Extracted material:
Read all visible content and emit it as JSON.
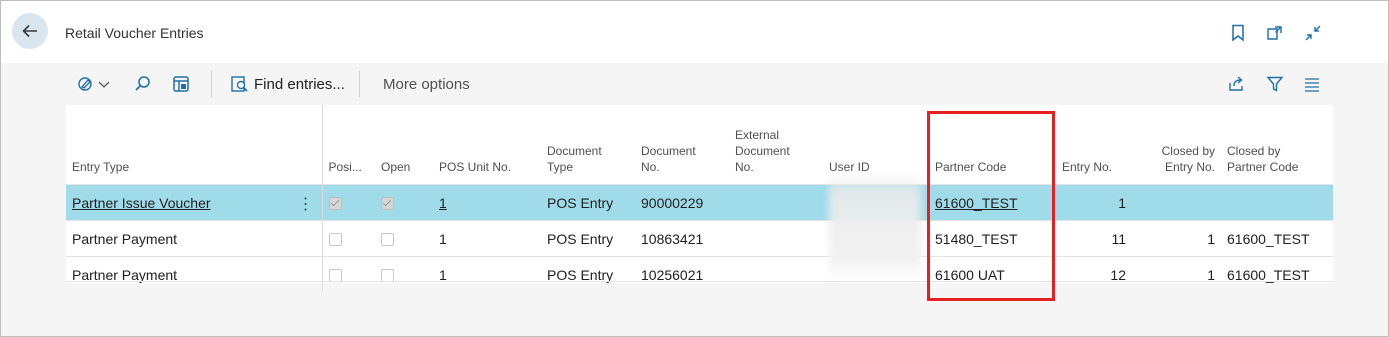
{
  "window": {
    "title": "Retail Voucher Entries"
  },
  "toolbar": {
    "find_label": "Find entries...",
    "more_label": "More options"
  },
  "table": {
    "headers": {
      "entry_type": "Entry Type",
      "posi": "Posi...",
      "open": "Open",
      "pos_unit": "POS Unit No.",
      "doc_type_1": "Document",
      "doc_type_2": "Type",
      "doc_no_1": "Document",
      "doc_no_2": "No.",
      "ext_1": "External",
      "ext_2": "Document",
      "ext_3": "No.",
      "user_id": "User ID",
      "partner_code": "Partner Code",
      "entry_no": "Entry No.",
      "closed_entry_1": "Closed by",
      "closed_entry_2": "Entry No.",
      "closed_partner_1": "Closed by",
      "closed_partner_2": "Partner Code"
    },
    "rows": [
      {
        "entry_type": "Partner Issue Voucher",
        "posi": true,
        "open": true,
        "pos_unit": "1",
        "doc_type": "POS Entry",
        "doc_no": "90000229",
        "ext_doc": "",
        "user_id": "",
        "partner_code": "61600_TEST",
        "entry_no": "1",
        "closed_entry": "",
        "closed_partner": ""
      },
      {
        "entry_type": "Partner Payment",
        "posi": false,
        "open": false,
        "pos_unit": "1",
        "doc_type": "POS Entry",
        "doc_no": "10863421",
        "ext_doc": "",
        "user_id": "",
        "partner_code": "51480_TEST",
        "entry_no": "11",
        "closed_entry": "1",
        "closed_partner": "61600_TEST"
      },
      {
        "entry_type": "Partner Payment",
        "posi": false,
        "open": false,
        "pos_unit": "1",
        "doc_type": "POS Entry",
        "doc_no": "10256021",
        "ext_doc": "",
        "user_id": "",
        "partner_code": "61600 UAT",
        "entry_no": "12",
        "closed_entry": "1",
        "closed_partner": "61600_TEST"
      }
    ]
  },
  "colors": {
    "selected_row": "#9fdbe8",
    "highlight_box": "#e52020",
    "accent": "#1f6fa8"
  },
  "icons": {
    "back": "back-arrow-icon",
    "bookmark": "bookmark-icon",
    "open_new": "open-in-new-window-icon",
    "collapse": "collapse-icon",
    "edit_mode": "edit-mode-icon",
    "search": "search-icon",
    "filter_pane": "filter-pane-icon",
    "find": "find-entries-icon",
    "share": "share-icon",
    "filter": "filter-icon",
    "list": "list-view-icon"
  }
}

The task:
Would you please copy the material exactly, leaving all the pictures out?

Written solution:
Read all visible content and emit it as JSON.
{
  "window": {
    "title": "Retail Voucher Entries"
  },
  "toolbar": {
    "find_label": "Find entries...",
    "more_label": "More options"
  },
  "table": {
    "headers": {
      "entry_type": "Entry Type",
      "posi": "Posi...",
      "open": "Open",
      "pos_unit": "POS Unit No.",
      "doc_type_1": "Document",
      "doc_type_2": "Type",
      "doc_no_1": "Document",
      "doc_no_2": "No.",
      "ext_1": "External",
      "ext_2": "Document",
      "ext_3": "No.",
      "user_id": "User ID",
      "partner_code": "Partner Code",
      "entry_no": "Entry No.",
      "closed_entry_1": "Closed by",
      "closed_entry_2": "Entry No.",
      "closed_partner_1": "Closed by",
      "closed_partner_2": "Partner Code"
    },
    "rows": [
      {
        "entry_type": "Partner Issue Voucher",
        "posi": true,
        "open": true,
        "pos_unit": "1",
        "doc_type": "POS Entry",
        "doc_no": "90000229",
        "ext_doc": "",
        "user_id": "",
        "partner_code": "61600_TEST",
        "entry_no": "1",
        "closed_entry": "",
        "closed_partner": ""
      },
      {
        "entry_type": "Partner Payment",
        "posi": false,
        "open": false,
        "pos_unit": "1",
        "doc_type": "POS Entry",
        "doc_no": "10863421",
        "ext_doc": "",
        "user_id": "",
        "partner_code": "51480_TEST",
        "entry_no": "11",
        "closed_entry": "1",
        "closed_partner": "61600_TEST"
      },
      {
        "entry_type": "Partner Payment",
        "posi": false,
        "open": false,
        "pos_unit": "1",
        "doc_type": "POS Entry",
        "doc_no": "10256021",
        "ext_doc": "",
        "user_id": "",
        "partner_code": "61600 UAT",
        "entry_no": "12",
        "closed_entry": "1",
        "closed_partner": "61600_TEST"
      }
    ]
  },
  "colors": {
    "selected_row": "#9fdbe8",
    "highlight_box": "#e52020",
    "accent": "#1f6fa8"
  },
  "icons": {
    "back": "back-arrow-icon",
    "bookmark": "bookmark-icon",
    "open_new": "open-in-new-window-icon",
    "collapse": "collapse-icon",
    "edit_mode": "edit-mode-icon",
    "search": "search-icon",
    "filter_pane": "filter-pane-icon",
    "find": "find-entries-icon",
    "share": "share-icon",
    "filter": "filter-icon",
    "list": "list-view-icon"
  }
}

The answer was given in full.